**Your instructions:**
For the data below, work out the number of lines containing the string "food" and answer with that number only.

**Study material:**

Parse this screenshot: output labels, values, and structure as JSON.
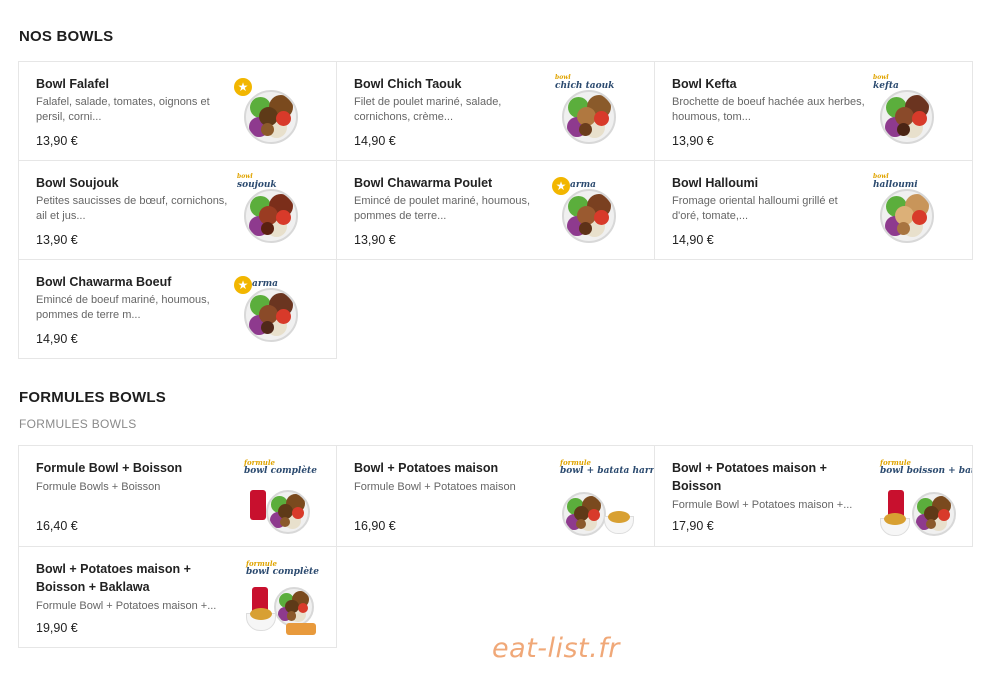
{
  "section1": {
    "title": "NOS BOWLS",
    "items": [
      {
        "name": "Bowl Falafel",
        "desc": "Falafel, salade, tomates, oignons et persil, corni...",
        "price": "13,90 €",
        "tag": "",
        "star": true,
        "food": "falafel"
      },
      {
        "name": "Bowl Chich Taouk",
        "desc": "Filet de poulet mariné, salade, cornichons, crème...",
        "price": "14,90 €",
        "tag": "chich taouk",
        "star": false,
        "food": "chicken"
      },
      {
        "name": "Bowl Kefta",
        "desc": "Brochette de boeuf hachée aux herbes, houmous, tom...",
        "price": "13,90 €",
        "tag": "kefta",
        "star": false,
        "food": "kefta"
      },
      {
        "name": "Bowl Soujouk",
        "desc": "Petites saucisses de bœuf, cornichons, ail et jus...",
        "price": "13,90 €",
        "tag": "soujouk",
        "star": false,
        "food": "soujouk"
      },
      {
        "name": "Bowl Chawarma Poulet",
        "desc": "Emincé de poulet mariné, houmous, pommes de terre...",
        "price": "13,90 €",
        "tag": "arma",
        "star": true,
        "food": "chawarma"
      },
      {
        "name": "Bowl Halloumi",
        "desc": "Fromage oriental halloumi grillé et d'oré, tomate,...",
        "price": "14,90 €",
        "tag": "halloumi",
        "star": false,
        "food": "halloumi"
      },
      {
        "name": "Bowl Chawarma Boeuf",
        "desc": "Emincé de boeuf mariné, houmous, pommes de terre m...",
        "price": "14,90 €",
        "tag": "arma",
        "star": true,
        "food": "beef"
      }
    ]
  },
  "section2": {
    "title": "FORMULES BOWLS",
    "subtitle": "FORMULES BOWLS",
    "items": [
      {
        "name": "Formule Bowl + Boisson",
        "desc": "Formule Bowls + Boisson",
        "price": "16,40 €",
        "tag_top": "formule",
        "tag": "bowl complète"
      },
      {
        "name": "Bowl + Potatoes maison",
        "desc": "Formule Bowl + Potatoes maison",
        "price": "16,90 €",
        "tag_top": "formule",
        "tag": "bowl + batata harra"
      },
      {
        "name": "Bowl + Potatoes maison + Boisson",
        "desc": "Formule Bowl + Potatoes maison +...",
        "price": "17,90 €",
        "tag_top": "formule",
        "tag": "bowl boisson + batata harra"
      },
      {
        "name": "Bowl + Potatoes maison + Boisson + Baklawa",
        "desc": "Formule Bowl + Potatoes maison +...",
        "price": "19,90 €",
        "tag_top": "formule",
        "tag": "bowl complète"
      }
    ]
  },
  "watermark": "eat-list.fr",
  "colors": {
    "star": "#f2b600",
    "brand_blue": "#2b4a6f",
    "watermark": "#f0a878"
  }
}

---

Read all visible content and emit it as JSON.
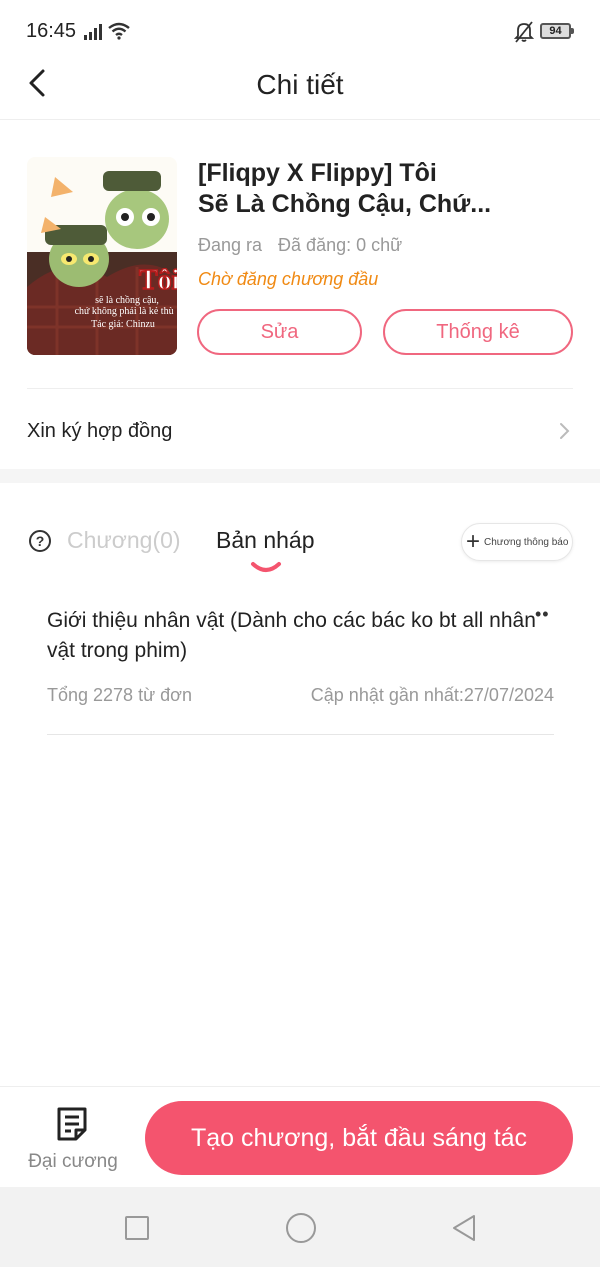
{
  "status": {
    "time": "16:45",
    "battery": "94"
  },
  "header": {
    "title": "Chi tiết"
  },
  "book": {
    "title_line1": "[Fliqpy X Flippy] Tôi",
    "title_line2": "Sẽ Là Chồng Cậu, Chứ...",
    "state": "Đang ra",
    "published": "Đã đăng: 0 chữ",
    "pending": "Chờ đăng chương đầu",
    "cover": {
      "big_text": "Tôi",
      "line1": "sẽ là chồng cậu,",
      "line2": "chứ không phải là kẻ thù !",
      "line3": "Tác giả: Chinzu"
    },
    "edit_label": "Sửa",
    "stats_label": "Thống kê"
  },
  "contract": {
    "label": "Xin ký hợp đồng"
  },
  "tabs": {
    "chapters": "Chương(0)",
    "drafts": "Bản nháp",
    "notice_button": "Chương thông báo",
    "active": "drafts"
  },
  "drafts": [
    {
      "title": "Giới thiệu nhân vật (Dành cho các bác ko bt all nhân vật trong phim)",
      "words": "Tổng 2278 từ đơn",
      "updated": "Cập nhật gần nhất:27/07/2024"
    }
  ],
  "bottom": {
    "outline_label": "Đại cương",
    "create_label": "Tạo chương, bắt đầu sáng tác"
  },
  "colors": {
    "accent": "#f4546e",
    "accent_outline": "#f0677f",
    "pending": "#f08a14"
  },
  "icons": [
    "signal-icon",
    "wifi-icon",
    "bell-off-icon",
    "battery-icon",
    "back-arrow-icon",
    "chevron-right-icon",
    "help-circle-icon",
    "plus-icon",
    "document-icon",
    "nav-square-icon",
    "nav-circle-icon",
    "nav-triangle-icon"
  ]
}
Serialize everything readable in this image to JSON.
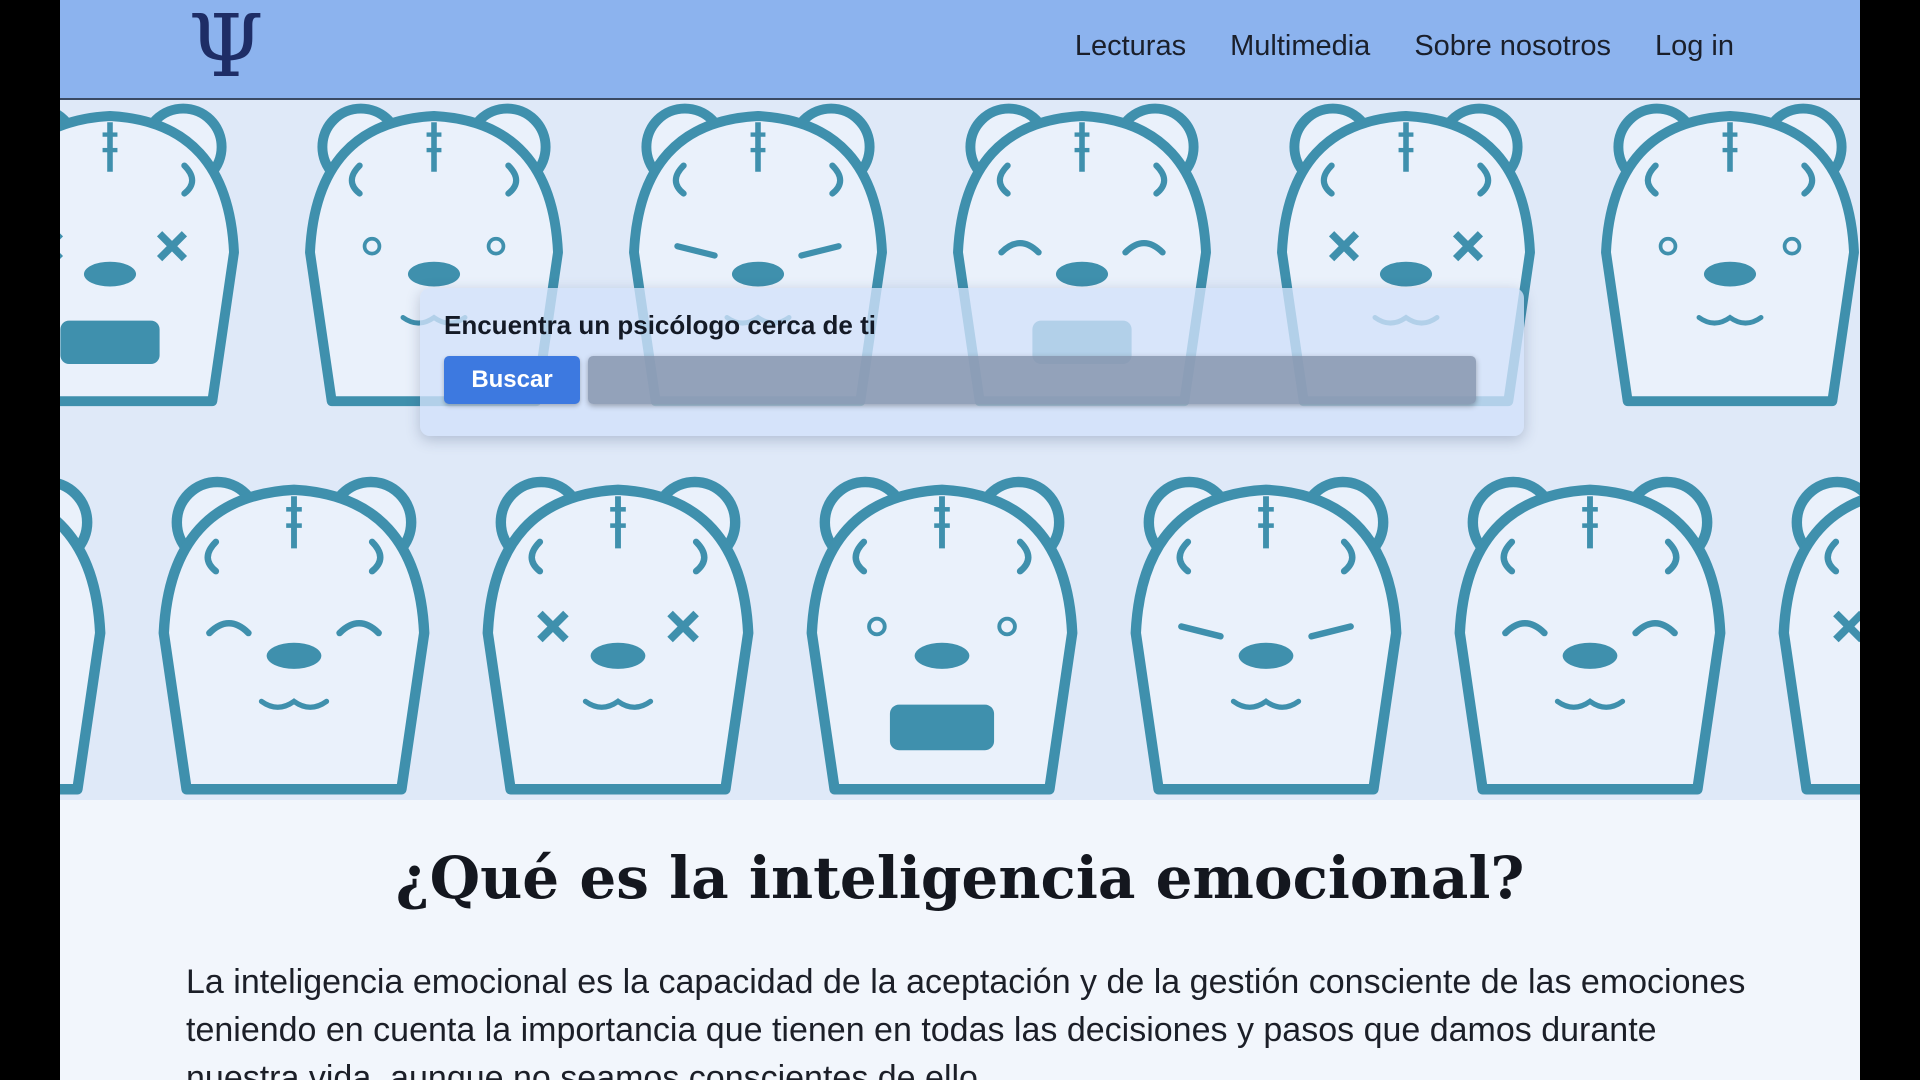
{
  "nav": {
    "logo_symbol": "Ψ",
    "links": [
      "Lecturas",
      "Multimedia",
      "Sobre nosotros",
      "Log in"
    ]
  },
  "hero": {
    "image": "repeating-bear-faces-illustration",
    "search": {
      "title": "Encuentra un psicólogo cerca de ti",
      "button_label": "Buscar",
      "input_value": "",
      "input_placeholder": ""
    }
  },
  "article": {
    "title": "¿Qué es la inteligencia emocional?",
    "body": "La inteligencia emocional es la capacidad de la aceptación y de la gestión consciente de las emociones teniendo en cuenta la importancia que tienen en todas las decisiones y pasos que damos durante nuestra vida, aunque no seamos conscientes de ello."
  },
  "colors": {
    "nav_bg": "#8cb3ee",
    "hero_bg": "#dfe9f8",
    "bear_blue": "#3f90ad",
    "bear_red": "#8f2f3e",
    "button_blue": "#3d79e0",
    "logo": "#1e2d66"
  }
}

**Exercise response:**
7